Men and Flies - Martin Hagfors Album Review
This is a curiously absorbing and absorbingly curious release from Norway's Martin Hagfors. Initially unleashed last summer around Europe, 'Men And Flies' finally gets a US issue and a UK push (of sorts - sending this out to reviewers for belated reviews....) and it's thoroughly deserving.
Erring on the side of string-laden contemporary jazz-rock as a template, there is plenty of really well-arranged music here sneaking into the fields of country and folk, without much in the way of cringe-worthy over-tones. 'Appetite' and 'Men And Flies' kick-start the album in a perky way - quite why Hagfors resorts to a Yankee-drawl I'm not sure but, as the album unravels, I get used to it. The title track is one of the many highlights on this ear-tickling 9-song set, another being the longer intricate work-outs of 'The Kernel Question' and the closing 'Married Man (Commands A Fee)', the latter seemingly dealing with the baggage that goes with a man tied to another, a lush and orchestral ballad that slips into a doleful stanza that reminds me of something Eno might plonk on 'Apollo' should he choose to re-record it. It's a rather beautiful end to 'Men And Flies', gorgeous enough to make you want to press 'play' again.

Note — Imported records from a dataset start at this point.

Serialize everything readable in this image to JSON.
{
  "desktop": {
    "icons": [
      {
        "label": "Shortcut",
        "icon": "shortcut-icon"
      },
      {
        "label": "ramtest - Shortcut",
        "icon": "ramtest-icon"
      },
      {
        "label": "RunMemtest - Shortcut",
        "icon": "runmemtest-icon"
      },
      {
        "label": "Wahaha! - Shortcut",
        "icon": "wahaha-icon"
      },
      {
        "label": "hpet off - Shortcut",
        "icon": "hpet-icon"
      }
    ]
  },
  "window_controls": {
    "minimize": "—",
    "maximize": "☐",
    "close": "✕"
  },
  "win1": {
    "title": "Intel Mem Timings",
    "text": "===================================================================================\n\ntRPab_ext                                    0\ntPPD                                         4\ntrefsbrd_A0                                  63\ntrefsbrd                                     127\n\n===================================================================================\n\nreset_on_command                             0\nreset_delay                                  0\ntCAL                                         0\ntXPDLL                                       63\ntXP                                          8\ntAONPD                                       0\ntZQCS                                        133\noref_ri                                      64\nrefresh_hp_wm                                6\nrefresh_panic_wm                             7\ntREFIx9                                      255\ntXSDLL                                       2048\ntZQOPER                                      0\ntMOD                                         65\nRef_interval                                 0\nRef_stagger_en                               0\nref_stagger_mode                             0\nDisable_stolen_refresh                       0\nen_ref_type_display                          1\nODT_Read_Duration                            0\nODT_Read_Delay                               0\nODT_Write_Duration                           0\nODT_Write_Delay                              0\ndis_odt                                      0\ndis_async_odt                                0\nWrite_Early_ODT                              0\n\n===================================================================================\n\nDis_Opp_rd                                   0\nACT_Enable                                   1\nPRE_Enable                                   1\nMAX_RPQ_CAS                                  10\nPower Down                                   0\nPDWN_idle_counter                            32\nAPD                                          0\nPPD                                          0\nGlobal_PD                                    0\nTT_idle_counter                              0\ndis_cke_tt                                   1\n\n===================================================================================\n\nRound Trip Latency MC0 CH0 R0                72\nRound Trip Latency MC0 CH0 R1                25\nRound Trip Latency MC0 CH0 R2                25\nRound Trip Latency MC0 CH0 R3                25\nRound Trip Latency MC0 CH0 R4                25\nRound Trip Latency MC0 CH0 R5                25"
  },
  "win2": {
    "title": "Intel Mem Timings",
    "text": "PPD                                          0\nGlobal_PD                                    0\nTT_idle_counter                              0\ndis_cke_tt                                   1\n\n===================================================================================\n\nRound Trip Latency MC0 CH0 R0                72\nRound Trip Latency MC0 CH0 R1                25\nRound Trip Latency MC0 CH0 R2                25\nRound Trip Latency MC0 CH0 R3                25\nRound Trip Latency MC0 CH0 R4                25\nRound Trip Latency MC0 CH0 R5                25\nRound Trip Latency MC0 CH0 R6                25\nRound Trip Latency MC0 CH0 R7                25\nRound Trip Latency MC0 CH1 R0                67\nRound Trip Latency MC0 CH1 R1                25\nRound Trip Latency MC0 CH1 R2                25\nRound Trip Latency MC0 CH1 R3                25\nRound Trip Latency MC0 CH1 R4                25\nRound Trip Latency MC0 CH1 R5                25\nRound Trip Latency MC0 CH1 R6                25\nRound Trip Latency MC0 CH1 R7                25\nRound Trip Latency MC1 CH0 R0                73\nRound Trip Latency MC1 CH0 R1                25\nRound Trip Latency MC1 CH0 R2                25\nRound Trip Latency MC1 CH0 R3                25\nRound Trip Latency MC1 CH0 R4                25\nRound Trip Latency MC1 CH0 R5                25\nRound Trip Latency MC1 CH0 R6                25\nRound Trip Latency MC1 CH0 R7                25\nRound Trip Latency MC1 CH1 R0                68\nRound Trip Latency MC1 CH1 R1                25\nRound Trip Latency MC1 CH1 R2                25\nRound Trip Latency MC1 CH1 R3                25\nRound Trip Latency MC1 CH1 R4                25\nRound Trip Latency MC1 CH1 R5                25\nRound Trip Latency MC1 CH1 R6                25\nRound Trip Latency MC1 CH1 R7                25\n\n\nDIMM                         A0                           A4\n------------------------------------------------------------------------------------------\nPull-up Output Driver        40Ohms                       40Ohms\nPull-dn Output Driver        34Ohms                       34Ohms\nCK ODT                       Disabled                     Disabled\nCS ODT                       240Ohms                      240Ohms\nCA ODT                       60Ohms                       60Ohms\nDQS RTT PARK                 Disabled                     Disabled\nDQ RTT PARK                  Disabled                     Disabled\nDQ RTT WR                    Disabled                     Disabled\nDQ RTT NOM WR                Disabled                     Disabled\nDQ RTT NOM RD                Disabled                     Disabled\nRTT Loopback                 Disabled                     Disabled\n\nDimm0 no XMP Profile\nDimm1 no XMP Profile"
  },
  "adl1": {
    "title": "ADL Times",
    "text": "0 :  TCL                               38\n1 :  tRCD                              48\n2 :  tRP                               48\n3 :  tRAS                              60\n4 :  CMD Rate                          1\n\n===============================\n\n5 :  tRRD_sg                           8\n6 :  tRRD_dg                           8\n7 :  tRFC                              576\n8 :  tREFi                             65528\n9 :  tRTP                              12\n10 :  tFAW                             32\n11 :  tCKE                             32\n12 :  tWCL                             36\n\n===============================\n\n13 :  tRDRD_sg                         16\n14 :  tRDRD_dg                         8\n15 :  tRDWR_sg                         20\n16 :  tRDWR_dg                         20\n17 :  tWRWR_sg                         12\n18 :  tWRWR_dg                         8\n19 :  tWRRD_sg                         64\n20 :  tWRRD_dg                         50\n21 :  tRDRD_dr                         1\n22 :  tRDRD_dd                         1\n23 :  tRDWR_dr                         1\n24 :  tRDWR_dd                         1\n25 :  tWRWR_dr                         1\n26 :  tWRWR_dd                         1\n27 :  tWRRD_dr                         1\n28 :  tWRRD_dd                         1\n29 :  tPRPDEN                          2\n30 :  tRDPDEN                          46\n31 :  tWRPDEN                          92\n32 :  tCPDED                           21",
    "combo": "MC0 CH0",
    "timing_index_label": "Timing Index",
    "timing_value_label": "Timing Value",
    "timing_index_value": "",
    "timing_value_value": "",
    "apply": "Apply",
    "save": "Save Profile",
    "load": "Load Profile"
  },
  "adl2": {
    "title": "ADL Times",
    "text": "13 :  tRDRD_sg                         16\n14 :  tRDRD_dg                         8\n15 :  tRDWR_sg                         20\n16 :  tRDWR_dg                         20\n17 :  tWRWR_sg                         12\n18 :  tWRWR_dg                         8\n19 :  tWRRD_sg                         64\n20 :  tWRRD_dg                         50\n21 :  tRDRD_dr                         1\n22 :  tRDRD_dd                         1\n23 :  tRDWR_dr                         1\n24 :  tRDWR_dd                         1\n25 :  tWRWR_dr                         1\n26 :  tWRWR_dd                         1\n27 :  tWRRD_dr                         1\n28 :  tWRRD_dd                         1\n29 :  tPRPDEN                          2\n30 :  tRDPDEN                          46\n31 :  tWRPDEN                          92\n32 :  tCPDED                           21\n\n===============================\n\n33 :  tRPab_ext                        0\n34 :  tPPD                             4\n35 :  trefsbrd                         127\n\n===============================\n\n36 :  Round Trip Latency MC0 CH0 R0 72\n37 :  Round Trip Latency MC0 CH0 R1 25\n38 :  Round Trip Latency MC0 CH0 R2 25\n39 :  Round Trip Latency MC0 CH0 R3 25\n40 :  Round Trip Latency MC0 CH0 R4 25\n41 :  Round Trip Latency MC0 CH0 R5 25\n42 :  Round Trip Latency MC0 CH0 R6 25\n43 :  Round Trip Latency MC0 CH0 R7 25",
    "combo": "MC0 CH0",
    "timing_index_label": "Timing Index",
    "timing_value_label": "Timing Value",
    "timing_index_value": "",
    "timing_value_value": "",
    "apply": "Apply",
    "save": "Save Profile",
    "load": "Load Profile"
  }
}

It's hardly surprising that the musicianship is exquisite - one of them, Mathias Eick plays flugelhorn and trumpet for ECM in his spare-time as an example. Many plays makes for a patient reward - well worth seeking out.